§ WHAT IS NEEDED: List every line below containing "Senfgurken".

§ DATA SUPPLIED:
___

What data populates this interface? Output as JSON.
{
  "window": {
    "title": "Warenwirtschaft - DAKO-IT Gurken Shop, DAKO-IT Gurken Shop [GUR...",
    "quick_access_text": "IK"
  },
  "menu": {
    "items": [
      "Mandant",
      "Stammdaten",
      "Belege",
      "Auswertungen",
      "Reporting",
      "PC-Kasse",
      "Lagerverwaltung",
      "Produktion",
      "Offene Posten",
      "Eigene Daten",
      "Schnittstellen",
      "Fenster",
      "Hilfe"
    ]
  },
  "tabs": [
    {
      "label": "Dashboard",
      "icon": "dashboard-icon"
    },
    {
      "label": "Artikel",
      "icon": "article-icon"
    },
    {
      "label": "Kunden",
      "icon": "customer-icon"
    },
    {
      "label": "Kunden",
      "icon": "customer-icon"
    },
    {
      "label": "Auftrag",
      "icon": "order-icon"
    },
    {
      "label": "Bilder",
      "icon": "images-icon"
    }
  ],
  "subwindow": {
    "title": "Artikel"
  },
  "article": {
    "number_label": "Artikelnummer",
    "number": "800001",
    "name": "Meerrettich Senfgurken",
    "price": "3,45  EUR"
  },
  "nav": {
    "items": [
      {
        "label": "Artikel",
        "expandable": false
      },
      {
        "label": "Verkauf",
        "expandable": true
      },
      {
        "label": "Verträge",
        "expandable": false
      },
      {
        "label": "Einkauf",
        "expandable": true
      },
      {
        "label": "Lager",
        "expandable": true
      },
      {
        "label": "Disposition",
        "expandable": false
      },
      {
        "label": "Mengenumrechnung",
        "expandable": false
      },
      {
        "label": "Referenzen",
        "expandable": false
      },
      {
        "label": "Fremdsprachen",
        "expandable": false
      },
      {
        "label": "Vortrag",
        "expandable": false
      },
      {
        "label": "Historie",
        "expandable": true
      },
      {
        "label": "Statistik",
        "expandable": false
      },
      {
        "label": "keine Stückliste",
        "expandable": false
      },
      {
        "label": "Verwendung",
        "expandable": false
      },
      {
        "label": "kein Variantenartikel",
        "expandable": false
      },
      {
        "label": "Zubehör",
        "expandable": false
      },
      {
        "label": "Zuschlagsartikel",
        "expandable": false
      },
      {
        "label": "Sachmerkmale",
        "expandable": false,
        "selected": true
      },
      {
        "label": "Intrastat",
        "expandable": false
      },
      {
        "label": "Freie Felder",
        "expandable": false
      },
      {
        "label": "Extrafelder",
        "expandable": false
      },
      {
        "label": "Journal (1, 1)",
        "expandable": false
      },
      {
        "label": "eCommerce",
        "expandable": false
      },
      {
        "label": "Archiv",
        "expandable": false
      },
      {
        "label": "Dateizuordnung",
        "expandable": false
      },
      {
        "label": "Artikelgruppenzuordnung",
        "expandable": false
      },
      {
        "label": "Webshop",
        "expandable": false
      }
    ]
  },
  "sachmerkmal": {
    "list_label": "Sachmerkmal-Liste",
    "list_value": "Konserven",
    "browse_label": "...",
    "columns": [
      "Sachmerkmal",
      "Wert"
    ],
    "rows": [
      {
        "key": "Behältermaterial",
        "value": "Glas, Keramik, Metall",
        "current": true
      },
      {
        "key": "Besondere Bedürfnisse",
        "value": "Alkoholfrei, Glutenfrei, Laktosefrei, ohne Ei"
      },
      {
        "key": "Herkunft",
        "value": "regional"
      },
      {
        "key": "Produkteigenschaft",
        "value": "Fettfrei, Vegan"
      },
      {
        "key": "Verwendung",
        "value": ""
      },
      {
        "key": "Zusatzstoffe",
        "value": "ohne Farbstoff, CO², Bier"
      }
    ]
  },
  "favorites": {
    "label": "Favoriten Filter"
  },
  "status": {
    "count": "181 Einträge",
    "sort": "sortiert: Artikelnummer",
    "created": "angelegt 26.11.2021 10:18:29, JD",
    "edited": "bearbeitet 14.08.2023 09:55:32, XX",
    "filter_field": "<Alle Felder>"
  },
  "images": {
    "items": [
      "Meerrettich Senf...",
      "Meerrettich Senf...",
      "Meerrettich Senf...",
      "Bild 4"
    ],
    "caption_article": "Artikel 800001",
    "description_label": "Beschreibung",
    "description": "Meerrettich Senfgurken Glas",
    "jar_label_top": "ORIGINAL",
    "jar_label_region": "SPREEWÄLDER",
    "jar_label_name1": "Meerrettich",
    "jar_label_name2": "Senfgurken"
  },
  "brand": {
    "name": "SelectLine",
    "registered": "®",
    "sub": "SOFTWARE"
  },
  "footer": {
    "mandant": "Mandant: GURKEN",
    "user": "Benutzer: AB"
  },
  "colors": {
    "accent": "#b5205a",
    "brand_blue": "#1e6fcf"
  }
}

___

§ EXERCISE OUTPUT:
    "name": "Meerrettich Senfgurken",
    "description": "Meerrettich Senfgurken Glas",
    "jar_label_name2": "Senfgurken"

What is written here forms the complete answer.